handwriting as distinguished from print, esp cursive writing
the letters, characters, or figures used in writing by hand
any system or style of writing
written copy for the use of performers in films and plays
law
  1. an original or principal document
  2. (esp in England) a will or codicil or the draft for one
any of various typefaces that imitate handwriting
computing a series of instructions that is executed by a computer program
an answer paper in an examination
another word for scrip 3

verb

(tr) to write a script for

Word Origin for script

C14: from Latin scriptum something written, from scrībere to write
Collins English Dictionary - Complete & Unabridged 2012 Digital Edition © William Collins Sons & Co. Ltd. 1979, 1986 © HarperCollins Publishers 1998, 2000, 2003, 2005, 2006, 2007, 2009, 2012

Word Origin and History for script
n.

late 14c., "something written," earlier scrite (c.1300), from Old French escrit "piece of writing, written paper; credit note, IOU; deed, bond" (Modern French écrit) from Latin scriptum "a writing, book; law; line, mark," noun use of neuter past participle of scribere "to write," from PIE *skribh- "to cut, separate, sift" (cf. Greek skariphasthai "to scratch an outline, sketch," Lettish skripat "scratch, write," Old Norse hrifa "scratch"), from root *(s)ker- "cut, incise" (cf. Old English sceran "cut off, shear;" see shear (v.)) on the notion of carving marks in stone, wood, etc.

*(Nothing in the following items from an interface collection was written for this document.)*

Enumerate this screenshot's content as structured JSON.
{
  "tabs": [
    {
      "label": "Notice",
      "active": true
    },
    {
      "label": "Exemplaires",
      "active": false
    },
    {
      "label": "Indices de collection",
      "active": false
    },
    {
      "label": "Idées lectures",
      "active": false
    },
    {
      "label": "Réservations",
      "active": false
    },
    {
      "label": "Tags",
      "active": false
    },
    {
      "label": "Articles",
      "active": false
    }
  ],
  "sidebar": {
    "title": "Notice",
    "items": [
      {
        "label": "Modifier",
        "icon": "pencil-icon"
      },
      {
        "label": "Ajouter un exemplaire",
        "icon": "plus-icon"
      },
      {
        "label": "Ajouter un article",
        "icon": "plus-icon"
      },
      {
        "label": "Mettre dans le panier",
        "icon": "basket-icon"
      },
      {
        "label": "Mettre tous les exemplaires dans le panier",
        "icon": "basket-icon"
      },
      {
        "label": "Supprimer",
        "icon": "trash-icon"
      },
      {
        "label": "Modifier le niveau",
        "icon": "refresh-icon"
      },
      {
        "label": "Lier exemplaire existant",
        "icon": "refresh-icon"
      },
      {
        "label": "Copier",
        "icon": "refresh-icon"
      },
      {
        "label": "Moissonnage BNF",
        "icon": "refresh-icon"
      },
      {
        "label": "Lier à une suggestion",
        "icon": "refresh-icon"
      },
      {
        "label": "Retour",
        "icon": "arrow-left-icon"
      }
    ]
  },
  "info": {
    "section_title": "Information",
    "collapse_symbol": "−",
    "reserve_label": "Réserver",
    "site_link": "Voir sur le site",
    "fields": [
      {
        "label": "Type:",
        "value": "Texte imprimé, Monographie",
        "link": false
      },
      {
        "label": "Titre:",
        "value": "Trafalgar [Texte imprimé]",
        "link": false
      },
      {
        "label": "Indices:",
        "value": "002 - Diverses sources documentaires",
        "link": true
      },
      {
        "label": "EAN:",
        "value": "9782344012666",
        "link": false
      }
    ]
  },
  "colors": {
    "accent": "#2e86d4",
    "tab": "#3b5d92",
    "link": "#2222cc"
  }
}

Meaning "handwriting" is recorded from 1860. Theatrical use, short for manuscript, is attested from 1884. The importance of Rome to the spread of civilization in Europe is attested by the fact that the word for "write" in Celtic and Germanic (as well as Romanic) languages derives from scribere (e.g. French écrire, Irish scriobhaim, Welsh ysgrifennu, German schreiben). The cognate Old English scrifan means "to allot, assign, decree" (see shrive; also cf. Old Norse skript "penance") and Modern English uses write (v.) to express this action.

v.

"adapt (a work) for broadcasting or film," 1935, from script (n.). Related: Scripted; scripting.

Online Etymology Dictionary, © 2010 Douglas Harper